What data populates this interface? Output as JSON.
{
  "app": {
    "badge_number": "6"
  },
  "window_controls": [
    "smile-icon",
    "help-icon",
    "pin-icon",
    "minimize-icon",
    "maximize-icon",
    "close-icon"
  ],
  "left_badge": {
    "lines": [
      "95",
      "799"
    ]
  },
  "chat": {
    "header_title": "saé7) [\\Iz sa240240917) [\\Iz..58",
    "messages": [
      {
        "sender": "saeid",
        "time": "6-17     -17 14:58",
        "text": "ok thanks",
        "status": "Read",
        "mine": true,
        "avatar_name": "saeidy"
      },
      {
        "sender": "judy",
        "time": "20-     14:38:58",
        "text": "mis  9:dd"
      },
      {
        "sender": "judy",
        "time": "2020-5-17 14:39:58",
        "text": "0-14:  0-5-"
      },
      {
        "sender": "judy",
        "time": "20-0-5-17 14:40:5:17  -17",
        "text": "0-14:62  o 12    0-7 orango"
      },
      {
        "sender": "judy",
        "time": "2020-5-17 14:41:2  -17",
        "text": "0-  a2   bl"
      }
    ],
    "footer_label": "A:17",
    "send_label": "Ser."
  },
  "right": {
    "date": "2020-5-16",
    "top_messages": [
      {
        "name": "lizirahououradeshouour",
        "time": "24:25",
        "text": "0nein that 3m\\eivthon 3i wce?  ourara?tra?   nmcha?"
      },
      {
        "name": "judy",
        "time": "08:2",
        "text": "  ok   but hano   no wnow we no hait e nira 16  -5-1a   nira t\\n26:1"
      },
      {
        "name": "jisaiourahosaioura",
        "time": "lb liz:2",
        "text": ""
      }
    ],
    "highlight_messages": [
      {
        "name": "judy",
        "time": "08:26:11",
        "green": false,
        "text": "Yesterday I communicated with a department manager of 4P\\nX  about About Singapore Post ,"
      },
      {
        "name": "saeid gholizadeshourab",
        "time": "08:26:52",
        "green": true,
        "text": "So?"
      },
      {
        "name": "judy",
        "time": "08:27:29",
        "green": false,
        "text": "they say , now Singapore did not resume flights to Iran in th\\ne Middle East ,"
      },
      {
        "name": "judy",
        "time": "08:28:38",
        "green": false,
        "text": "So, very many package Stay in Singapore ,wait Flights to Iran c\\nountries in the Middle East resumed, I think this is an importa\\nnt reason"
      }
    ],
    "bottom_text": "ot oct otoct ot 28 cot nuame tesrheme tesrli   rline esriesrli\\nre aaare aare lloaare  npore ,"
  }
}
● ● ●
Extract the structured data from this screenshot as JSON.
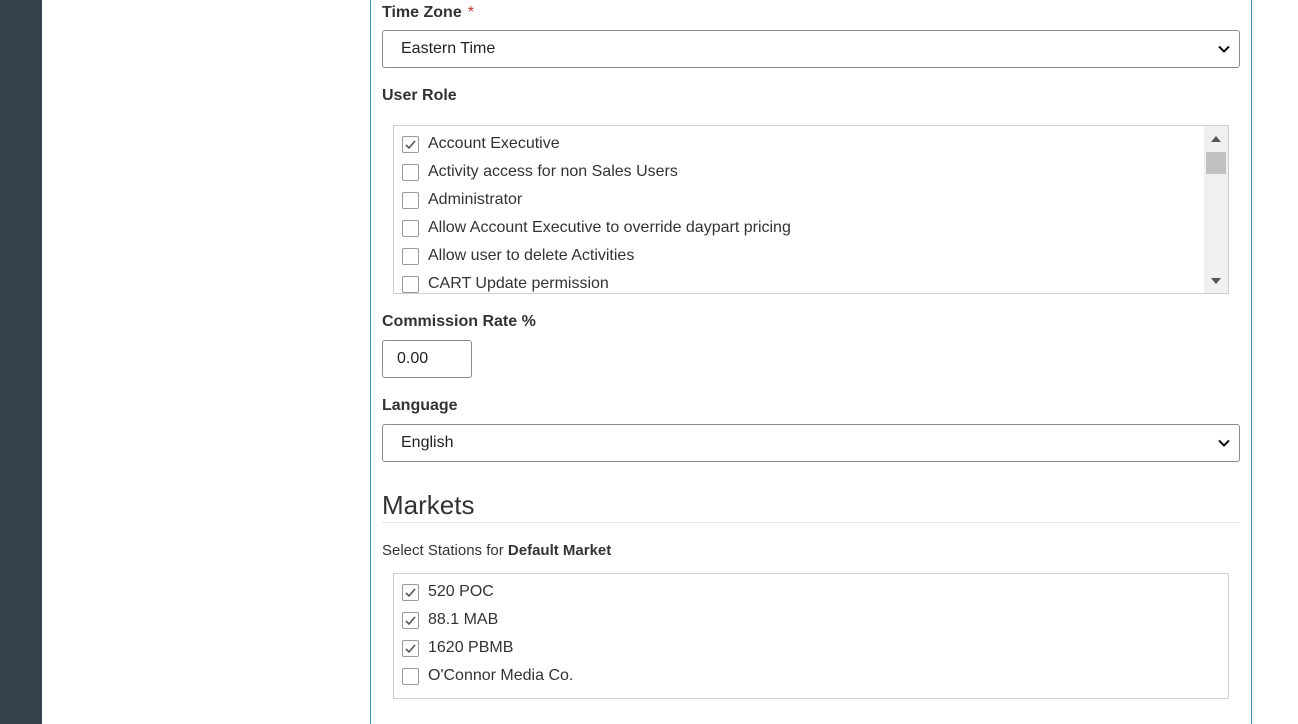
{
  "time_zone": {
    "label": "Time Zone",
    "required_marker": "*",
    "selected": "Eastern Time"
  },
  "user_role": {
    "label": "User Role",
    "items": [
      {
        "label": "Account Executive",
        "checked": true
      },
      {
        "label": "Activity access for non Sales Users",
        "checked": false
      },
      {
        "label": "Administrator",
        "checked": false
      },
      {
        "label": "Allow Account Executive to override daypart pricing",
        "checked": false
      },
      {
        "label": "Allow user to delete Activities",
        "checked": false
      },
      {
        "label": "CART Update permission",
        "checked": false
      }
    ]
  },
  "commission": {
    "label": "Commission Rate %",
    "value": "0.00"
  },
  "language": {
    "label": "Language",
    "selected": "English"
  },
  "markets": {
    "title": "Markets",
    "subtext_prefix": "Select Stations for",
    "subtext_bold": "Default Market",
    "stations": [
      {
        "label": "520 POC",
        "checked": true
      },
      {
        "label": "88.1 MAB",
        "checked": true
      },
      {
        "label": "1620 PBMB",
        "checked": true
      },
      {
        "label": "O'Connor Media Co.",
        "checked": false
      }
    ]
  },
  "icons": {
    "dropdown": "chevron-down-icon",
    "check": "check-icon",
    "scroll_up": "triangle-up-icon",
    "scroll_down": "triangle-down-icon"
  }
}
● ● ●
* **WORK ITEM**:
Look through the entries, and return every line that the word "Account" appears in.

* **ANSWER FOR THIS EXERCISE**:
        "label": "Account Executive",
        "label": "Allow Account Executive to override daypart pricing",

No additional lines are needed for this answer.